Give the number of lines below with "girek" in them, leaving out anything else.

===== Input =====

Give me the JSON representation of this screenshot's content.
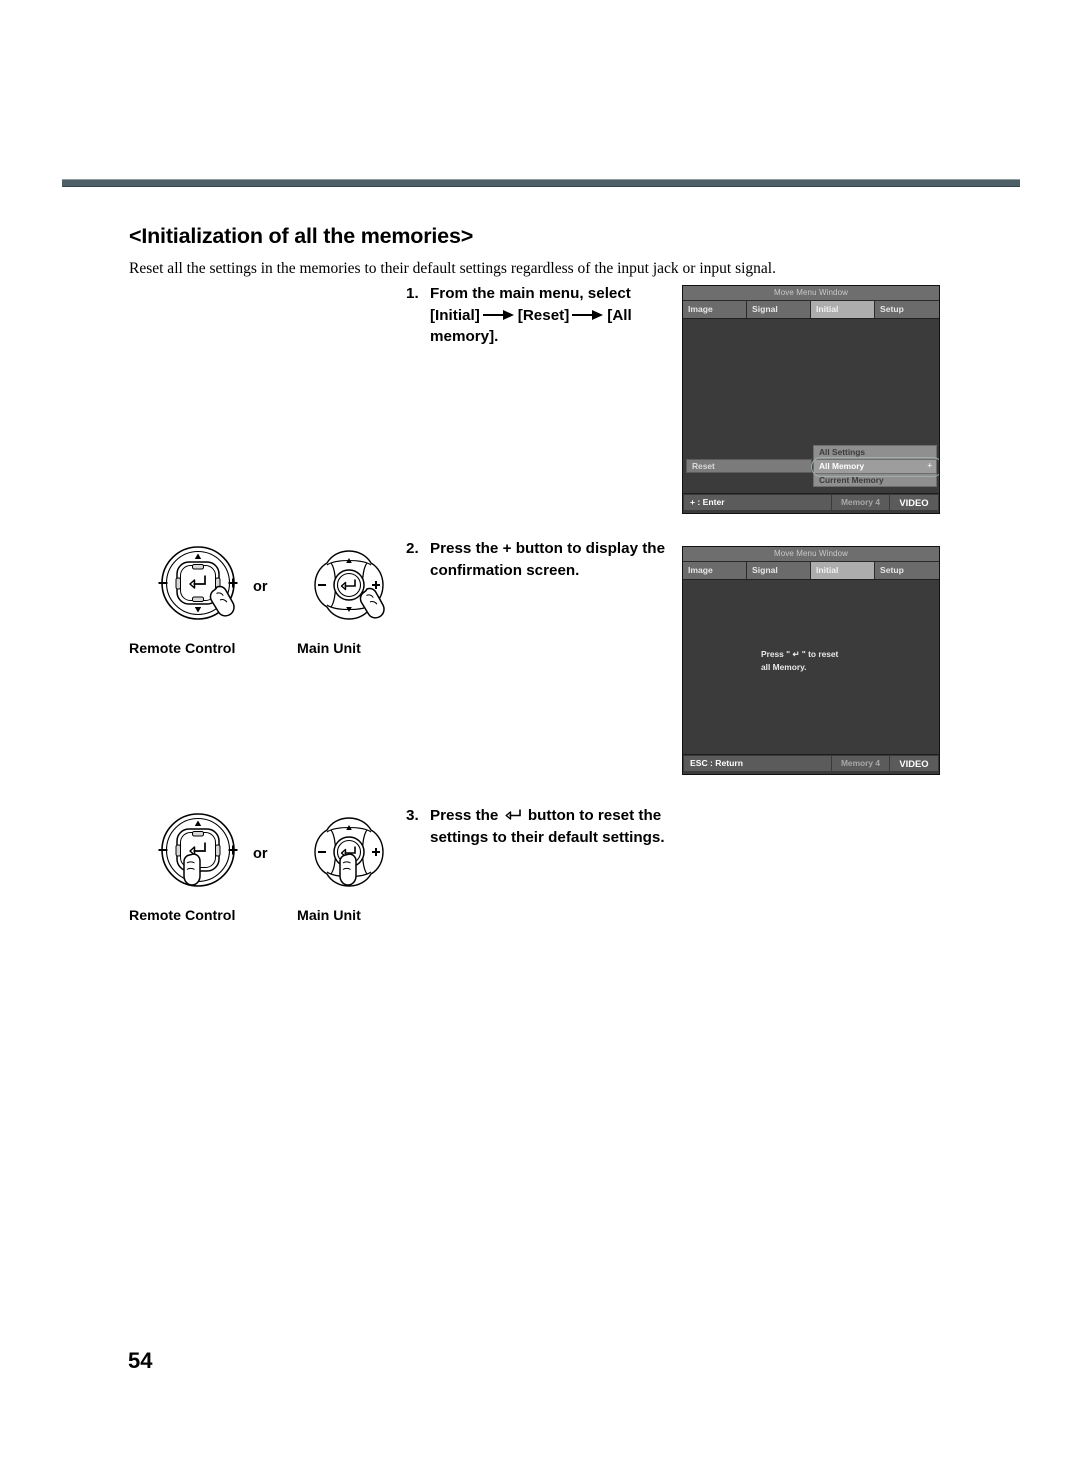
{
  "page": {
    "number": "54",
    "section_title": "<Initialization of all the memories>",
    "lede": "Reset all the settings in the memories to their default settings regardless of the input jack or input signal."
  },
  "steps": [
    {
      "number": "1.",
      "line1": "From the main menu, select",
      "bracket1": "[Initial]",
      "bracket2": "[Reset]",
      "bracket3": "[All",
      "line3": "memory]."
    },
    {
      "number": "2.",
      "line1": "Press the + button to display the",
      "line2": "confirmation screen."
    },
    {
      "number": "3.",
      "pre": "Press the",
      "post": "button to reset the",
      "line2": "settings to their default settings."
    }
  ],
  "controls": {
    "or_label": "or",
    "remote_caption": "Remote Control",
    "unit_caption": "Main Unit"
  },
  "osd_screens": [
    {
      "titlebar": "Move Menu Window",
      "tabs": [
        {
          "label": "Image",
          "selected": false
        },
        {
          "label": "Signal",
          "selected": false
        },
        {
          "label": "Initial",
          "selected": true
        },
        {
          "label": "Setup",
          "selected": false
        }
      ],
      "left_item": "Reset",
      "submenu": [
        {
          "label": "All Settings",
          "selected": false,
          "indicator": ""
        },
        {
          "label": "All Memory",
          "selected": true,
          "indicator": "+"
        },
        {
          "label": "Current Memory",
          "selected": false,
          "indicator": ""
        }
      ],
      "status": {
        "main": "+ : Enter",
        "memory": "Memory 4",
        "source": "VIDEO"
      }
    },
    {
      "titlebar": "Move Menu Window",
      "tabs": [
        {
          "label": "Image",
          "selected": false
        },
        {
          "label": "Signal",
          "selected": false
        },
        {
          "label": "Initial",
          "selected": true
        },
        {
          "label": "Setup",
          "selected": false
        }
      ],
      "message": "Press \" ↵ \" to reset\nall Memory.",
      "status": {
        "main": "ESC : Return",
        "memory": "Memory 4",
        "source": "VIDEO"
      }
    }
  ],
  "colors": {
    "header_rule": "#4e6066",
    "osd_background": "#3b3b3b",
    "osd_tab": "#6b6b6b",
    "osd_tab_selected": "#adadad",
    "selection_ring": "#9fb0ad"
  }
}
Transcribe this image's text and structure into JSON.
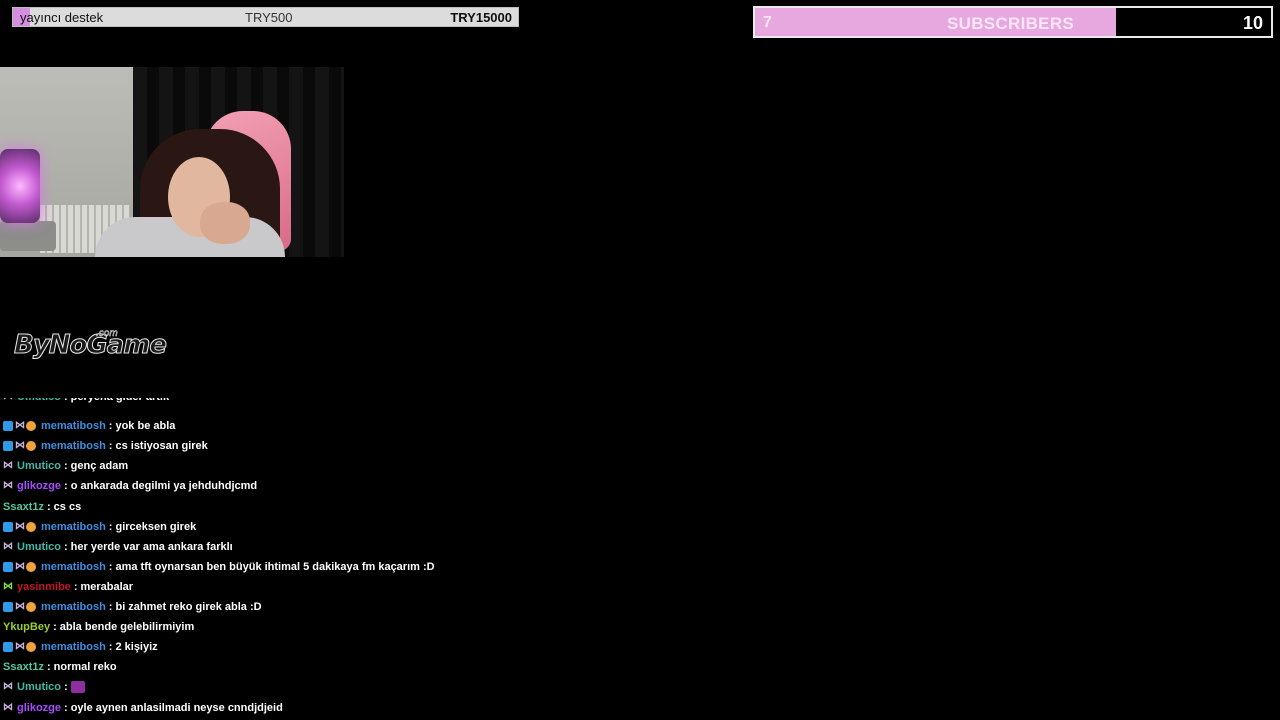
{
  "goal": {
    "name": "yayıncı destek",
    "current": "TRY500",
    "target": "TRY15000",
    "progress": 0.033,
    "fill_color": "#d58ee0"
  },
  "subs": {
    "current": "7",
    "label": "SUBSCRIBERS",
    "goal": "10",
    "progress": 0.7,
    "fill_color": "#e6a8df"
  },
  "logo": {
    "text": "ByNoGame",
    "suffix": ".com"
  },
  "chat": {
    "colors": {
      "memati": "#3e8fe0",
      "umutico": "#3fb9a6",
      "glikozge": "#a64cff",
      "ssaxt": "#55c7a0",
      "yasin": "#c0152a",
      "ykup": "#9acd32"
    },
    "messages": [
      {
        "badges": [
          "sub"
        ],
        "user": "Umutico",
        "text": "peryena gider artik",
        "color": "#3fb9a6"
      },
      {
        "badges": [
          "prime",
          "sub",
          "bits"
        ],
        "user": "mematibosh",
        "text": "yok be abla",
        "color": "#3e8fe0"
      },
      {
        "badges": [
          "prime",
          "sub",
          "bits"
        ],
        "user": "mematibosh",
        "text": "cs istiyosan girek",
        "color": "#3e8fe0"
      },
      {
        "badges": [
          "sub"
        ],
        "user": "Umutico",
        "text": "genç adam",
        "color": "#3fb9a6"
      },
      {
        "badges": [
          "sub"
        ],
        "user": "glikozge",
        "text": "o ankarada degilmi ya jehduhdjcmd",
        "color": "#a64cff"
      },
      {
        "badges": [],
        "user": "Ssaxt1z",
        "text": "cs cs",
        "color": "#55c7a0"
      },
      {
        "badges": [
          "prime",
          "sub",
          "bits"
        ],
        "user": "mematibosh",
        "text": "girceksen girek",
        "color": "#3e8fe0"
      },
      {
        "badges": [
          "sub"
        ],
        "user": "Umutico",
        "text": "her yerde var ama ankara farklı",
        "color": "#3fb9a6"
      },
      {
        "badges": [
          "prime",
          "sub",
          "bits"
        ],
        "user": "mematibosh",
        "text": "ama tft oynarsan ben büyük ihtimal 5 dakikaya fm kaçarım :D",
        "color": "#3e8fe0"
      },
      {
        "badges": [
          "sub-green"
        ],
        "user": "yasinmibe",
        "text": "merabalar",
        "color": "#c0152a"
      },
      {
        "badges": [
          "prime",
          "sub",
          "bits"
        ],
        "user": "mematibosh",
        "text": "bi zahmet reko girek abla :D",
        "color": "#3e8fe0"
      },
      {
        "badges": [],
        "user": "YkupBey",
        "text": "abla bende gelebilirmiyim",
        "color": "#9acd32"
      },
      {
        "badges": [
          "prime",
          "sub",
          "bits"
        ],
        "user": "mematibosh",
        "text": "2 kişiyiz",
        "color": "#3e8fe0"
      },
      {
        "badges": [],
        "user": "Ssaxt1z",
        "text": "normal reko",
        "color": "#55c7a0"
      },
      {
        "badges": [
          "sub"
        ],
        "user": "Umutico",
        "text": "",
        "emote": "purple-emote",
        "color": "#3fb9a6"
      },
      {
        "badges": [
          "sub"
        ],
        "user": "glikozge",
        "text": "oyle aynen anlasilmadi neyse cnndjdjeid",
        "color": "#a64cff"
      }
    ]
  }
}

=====

Exercise output:
3